Last week La Gazzetta Dello Sport said Andrei Tchmil is going to run for the top job at cycling’s governing body the UCI. But where is he from, what has he done and where is he going?
Born in Khabarovsk, a town so far to the east of Russia it is within sight of China and just 1400km from Tokyo. With the iron curtain falling away, he joined the Russo-Italian Alfa Lum team and became a successful rider in the mid-1990s. His style was forceful, he often seemed to sit awkwardly on the bike but he took wins in Paris-Roubaix, Milan-Sanremo and the Tour of Flanders amongst others.
During his career he changed nationality several times, going from Russian to Ukrainian to Belgian and he is now officially Moldovian. Indeed in 2007 he was appointed Minister for Sport in Moldova, a small country of 3.5 million people between Romania and Ukraine. He stepped down from this role but remains the President of Moldovia’s cycling federation.
After retiring from riding, he joined the modest Chocolade Jacques team as an advisor but resigned after complaining nobody was taking his advice. He then took on a mission from the UCI to improve the sport in eastern Europe, acting as the UCI’s “external consultant in charge of relations with Easter Europe National Federations”.
I don’t know how long this role lasted but soon after beginning this job he was talking to Russian businessman Igor Makarov. Makarov is a well-connected Chairman of Itera, a very big Russian company with operations in the Russia, the US and beyond. A billionaire, Makarov bought the Tinkoff team from Russian entrepreneur Oleg Tinkov. But Tinkoff found he was being frozen out of his own team by Makarov and Tchmil in their bid to create the “Russian Global Cycling Project. He went complaining to cyclingnews.com about “a lot of politics – there are a lot of people behind Makarov” and then dumping criticism on Tchmil.
“He is a great cyclist, but he is a very poor sports manager and sports director. He brings in Serge Parsani; he is basically starting to bring all of his friends into the team. I said, ‘Andrei, that is not what you want to do, you want to get the best people out of the market, not your friends.”
Maybe Tinkov had an axe to grind and enjoyed doing it via the media but certainly the Katusha team was run in Tchmil’s way and it hasn’t really delivered results.
Last week it was confirmed that Tchmil will leave the Katusha team; it’s unclear whether this is a move by Makarov to demote Tchmil for the lack of results give the money spent… or to promote him to another job.
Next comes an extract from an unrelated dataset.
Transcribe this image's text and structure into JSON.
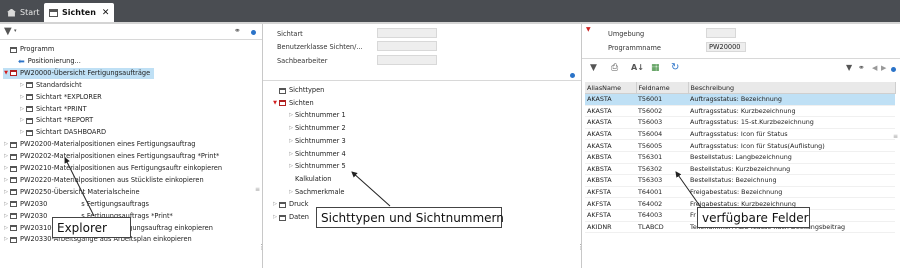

A concern is that Tchmil doesn’t bring enough to the UCI job. He speaks eight languages which helps and has briefly spent time developing the sport but we’ve not seen much more. It’ll be interesting to see him in campaign mode.
Igor Makarov himself sits on the UCI’s management committee and is chairman of Itera, as well as the Russian Cycling Federation and the Katusha boss. I can’t help but wonder if he’d like to be UCI boss but given he’s so busy already, he is trying to parachute Tchmil into the role.
Makarov is no stranger to winning elections. There’s a body called the European Cycling Union (UEC) and it sends a representative to sit on the UCI’s Management Committee. In February 2011 Makarov’s business Itera announced a sponsorship deal of the ECU. In March, the UEC held elections to nominate the representative to the UCI. Makarov won with 25 votes to 21 for Frenchman David Lappartient. One minute Itera sponsors the ECU, the next it votes Makarov into a top job. Just fancy that!
We’ll see what Tchmil does. It’s worth bearing in mind the election process for the UCI President. This is political and dependent on electoral colleges composed of national federations from around the world; the world of pro cycling is only a small issue. Looking forward, if he wants the top job Tchmil will need to impress officials from around the world.
As well as establishing his abilities to run an international sports governing bodies Tchmil will need to take steps to ensure he’s not seen as a sort of puppet for Makarov’s ambitions.